Entries from a dataset of interfaces
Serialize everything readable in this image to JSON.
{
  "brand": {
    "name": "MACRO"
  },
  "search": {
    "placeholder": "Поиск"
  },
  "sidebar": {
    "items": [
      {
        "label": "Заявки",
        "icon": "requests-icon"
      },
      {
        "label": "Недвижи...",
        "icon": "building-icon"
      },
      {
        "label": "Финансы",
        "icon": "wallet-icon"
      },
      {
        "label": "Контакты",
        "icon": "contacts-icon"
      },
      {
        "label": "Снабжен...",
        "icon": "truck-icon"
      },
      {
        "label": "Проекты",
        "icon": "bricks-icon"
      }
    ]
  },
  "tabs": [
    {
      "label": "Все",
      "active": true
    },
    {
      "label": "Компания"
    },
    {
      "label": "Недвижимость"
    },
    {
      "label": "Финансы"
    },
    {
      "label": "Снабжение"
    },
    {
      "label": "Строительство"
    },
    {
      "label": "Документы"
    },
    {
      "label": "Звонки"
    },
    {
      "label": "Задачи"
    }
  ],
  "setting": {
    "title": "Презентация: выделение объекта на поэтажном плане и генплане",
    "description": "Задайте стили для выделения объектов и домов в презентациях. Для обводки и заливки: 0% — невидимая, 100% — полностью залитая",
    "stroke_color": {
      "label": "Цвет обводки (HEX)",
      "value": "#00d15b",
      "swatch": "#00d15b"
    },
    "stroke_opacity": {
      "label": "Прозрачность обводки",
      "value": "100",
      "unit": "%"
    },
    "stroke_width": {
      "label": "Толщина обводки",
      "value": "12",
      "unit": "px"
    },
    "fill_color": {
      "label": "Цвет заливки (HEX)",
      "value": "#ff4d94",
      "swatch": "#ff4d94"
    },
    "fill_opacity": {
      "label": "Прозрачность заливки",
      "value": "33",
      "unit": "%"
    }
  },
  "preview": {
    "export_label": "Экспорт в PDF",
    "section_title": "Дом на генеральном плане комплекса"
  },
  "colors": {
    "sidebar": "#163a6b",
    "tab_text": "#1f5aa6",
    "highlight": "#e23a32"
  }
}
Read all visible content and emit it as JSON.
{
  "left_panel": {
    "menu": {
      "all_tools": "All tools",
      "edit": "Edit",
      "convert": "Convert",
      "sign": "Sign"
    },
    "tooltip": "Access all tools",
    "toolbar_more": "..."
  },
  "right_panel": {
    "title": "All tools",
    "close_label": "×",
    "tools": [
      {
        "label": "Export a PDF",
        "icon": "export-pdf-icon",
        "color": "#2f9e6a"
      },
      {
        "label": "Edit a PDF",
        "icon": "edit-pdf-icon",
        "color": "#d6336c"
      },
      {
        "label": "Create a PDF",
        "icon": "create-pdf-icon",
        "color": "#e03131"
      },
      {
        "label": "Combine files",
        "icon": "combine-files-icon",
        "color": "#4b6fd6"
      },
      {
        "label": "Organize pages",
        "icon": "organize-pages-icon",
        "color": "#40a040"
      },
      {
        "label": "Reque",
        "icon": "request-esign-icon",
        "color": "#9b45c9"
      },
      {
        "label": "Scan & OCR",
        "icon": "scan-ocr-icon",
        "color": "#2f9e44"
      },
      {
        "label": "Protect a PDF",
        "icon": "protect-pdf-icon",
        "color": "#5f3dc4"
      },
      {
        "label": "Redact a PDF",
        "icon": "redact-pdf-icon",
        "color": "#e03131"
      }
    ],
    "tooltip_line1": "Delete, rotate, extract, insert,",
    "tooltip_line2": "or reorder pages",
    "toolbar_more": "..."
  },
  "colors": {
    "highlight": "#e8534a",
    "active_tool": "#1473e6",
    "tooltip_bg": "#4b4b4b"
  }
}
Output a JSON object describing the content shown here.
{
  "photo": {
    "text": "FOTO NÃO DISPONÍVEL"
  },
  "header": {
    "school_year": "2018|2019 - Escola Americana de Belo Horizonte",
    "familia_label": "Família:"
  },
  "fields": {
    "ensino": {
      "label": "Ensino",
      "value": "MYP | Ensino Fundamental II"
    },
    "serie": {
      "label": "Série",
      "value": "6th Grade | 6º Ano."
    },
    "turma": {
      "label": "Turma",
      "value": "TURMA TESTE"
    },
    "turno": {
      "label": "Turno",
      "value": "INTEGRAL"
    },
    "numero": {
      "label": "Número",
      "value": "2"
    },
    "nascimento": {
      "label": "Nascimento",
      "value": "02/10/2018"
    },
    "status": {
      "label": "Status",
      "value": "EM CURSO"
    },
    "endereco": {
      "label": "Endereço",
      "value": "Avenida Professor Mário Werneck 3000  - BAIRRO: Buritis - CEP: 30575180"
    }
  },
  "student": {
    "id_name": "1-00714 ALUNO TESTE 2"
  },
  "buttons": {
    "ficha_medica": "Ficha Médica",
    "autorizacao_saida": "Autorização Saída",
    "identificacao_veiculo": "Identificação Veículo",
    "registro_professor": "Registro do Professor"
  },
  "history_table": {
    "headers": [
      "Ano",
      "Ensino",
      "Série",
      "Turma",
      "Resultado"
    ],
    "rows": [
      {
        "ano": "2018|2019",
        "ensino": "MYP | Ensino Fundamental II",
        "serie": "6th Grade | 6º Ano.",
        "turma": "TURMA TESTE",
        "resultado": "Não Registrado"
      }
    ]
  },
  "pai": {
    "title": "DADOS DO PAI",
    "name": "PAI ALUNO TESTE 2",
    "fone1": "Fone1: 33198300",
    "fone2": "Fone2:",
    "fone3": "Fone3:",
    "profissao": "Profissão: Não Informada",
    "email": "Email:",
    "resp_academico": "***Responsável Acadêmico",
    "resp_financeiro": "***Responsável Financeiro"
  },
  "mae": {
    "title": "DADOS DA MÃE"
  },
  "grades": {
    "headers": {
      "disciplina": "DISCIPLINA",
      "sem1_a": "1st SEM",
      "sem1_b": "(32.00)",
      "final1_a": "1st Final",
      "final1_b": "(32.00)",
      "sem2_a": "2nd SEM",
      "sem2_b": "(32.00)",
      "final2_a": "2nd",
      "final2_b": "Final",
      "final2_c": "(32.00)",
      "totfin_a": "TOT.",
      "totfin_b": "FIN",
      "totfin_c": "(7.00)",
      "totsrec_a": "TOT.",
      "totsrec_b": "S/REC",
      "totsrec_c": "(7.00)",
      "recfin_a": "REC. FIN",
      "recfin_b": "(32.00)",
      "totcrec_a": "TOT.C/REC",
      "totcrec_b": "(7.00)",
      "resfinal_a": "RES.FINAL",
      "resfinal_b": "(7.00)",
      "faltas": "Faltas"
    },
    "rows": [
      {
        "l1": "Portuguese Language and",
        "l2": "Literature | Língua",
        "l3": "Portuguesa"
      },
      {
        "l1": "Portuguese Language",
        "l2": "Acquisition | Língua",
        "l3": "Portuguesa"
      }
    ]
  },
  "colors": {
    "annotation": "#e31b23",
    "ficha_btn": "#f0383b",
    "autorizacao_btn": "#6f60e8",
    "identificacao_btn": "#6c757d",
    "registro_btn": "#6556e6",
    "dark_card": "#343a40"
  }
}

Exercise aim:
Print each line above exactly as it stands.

Output of the exercise:
Serialize everything readable in this image to JSON.
{
  "brand": {
    "name": "MACRO"
  },
  "search": {
    "placeholder": "Поиск"
  },
  "sidebar": {
    "items": [
      {
        "label": "Заявки",
        "icon": "requests-icon"
      },
      {
        "label": "Недвижи...",
        "icon": "building-icon"
      },
      {
        "label": "Финансы",
        "icon": "wallet-icon"
      },
      {
        "label": "Контакты",
        "icon": "contacts-icon"
      },
      {
        "label": "Снабжен...",
        "icon": "truck-icon"
      },
      {
        "label": "Проекты",
        "icon": "bricks-icon"
      }
    ]
  },
  "tabs": [
    {
      "label": "Все",
      "active": true
    },
    {
      "label": "Компания"
    },
    {
      "label": "Недвижимость"
    },
    {
      "label": "Финансы"
    },
    {
      "label": "Снабжение"
    },
    {
      "label": "Строительство"
    },
    {
      "label": "Документы"
    },
    {
      "label": "Звонки"
    },
    {
      "label": "Задачи"
    }
  ],
  "setting": {
    "title": "Презентация: выделение объекта на поэтажном плане и генплане",
    "description": "Задайте стили для выделения объектов и домов в презентациях. Для обводки и заливки: 0% — невидимая, 100% — полностью залитая",
    "stroke_color": {
      "label": "Цвет обводки (HEX)",
      "value": "#00d15b",
      "swatch": "#00d15b"
    },
    "stroke_opacity": {
      "label": "Прозрачность обводки",
      "value": "100",
      "unit": "%"
    },
    "stroke_width": {
      "label": "Толщина обводки",
      "value": "12",
      "unit": "px"
    },
    "fill_color": {
      "label": "Цвет заливки (HEX)",
      "value": "#ff4d94",
      "swatch": "#ff4d94"
    },
    "fill_opacity": {
      "label": "Прозрачность заливки",
      "value": "33",
      "unit": "%"
    }
  },
  "preview": {
    "export_label": "Экспорт в PDF",
    "section_title": "Дом на генеральном плане комплекса"
  },
  "colors": {
    "sidebar": "#163a6b",
    "tab_text": "#1f5aa6",
    "highlight": "#e23a32"
  }
}
Read all visible content and emit it as JSON.
{
  "left_panel": {
    "menu": {
      "all_tools": "All tools",
      "edit": "Edit",
      "convert": "Convert",
      "sign": "Sign"
    },
    "tooltip": "Access all tools",
    "toolbar_more": "..."
  },
  "right_panel": {
    "title": "All tools",
    "close_label": "×",
    "tools": [
      {
        "label": "Export a PDF",
        "icon": "export-pdf-icon",
        "color": "#2f9e6a"
      },
      {
        "label": "Edit a PDF",
        "icon": "edit-pdf-icon",
        "color": "#d6336c"
      },
      {
        "label": "Create a PDF",
        "icon": "create-pdf-icon",
        "color": "#e03131"
      },
      {
        "label": "Combine files",
        "icon": "combine-files-icon",
        "color": "#4b6fd6"
      },
      {
        "label": "Organize pages",
        "icon": "organize-pages-icon",
        "color": "#40a040"
      },
      {
        "label": "Reque",
        "icon": "request-esign-icon",
        "color": "#9b45c9"
      },
      {
        "label": "Scan & OCR",
        "icon": "scan-ocr-icon",
        "color": "#2f9e44"
      },
      {
        "label": "Protect a PDF",
        "icon": "protect-pdf-icon",
        "color": "#5f3dc4"
      },
      {
        "label": "Redact a PDF",
        "icon": "redact-pdf-icon",
        "color": "#e03131"
      }
    ],
    "tooltip_line1": "Delete, rotate, extract, insert,",
    "tooltip_line2": "or reorder pages",
    "toolbar_more": "..."
  },
  "colors": {
    "highlight": "#e8534a",
    "active_tool": "#1473e6",
    "tooltip_bg": "#4b4b4b"
  }
}
Output a JSON object describing the content shown here.
{
  "photo": {
    "text": "FOTO NÃO DISPONÍVEL"
  },
  "header": {
    "school_year": "2018|2019 - Escola Americana de Belo Horizonte",
    "familia_label": "Família:"
  },
  "fields": {
    "ensino": {
      "label": "Ensino",
      "value": "MYP | Ensino Fundamental II"
    },
    "serie": {
      "label": "Série",
      "value": "6th Grade | 6º Ano."
    },
    "turma": {
      "label": "Turma",
      "value": "TURMA TESTE"
    },
    "turno": {
      "label": "Turno",
      "value": "INTEGRAL"
    },
    "numero": {
      "label": "Número",
      "value": "2"
    },
    "nascimento": {
      "label": "Nascimento",
      "value": "02/10/2018"
    },
    "status": {
      "label": "Status",
      "value": "EM CURSO"
    },
    "endereco": {
      "label": "Endereço",
      "value": "Avenida Professor Mário Werneck 3000  - BAIRRO: Buritis - CEP: 30575180"
    }
  },
  "student": {
    "id_name": "1-00714 ALUNO TESTE 2"
  },
  "buttons": {
    "ficha_medica": "Ficha Médica",
    "autorizacao_saida": "Autorização Saída",
    "identificacao_veiculo": "Identificação Veículo",
    "registro_professor": "Registro do Professor"
  },
  "history_table": {
    "headers": [
      "Ano",
      "Ensino",
      "Série",
      "Turma",
      "Resultado"
    ],
    "rows": [
      {
        "ano": "2018|2019",
        "ensino": "MYP | Ensino Fundamental II",
        "serie": "6th Grade | 6º Ano.",
        "turma": "TURMA TESTE",
        "resultado": "Não Registrado"
      }
    ]
  },
  "pai": {
    "title": "DADOS DO PAI",
    "name": "PAI ALUNO TESTE 2",
    "fone1": "Fone1: 33198300",
    "fone2": "Fone2:",
    "fone3": "Fone3:",
    "profissao": "Profissão: Não Informada",
    "email": "Email:",
    "resp_academico": "***Responsável Acadêmico",
    "resp_financeiro": "***Responsável Financeiro"
  },
  "mae": {
    "title": "DADOS DA MÃE"
  },
  "grades": {
    "headers": {
      "disciplina": "DISCIPLINA",
      "sem1_a": "1st SEM",
      "sem1_b": "(32.00)",
      "final1_a": "1st Final",
      "final1_b": "(32.00)",
      "sem2_a": "2nd SEM",
      "sem2_b": "(32.00)",
      "final2_a": "2nd",
      "final2_b": "Final",
      "final2_c": "(32.00)",
      "totfin_a": "TOT.",
      "totfin_b": "FIN",
      "totfin_c": "(7.00)",
      "totsrec_a": "TOT.",
      "totsrec_b": "S/REC",
      "totsrec_c": "(7.00)",
      "recfin_a": "REC. FIN",
      "recfin_b": "(32.00)",
      "totcrec_a": "TOT.C/REC",
      "totcrec_b": "(7.00)",
      "resfinal_a": "RES.FINAL",
      "resfinal_b": "(7.00)",
      "faltas": "Faltas"
    },
    "rows": [
      {
        "l1": "Portuguese Language and",
        "l2": "Literature | Língua",
        "l3": "Portuguesa"
      },
      {
        "l1": "Portuguese Language",
        "l2": "Acquisition | Língua",
        "l3": "Portuguesa"
      }
    ]
  },
  "colors": {
    "annotation": "#e31b23",
    "ficha_btn": "#f0383b",
    "autorizacao_btn": "#6f60e8",
    "identificacao_btn": "#6c757d",
    "registro_btn": "#6556e6",
    "dark_card": "#343a40"
  }
}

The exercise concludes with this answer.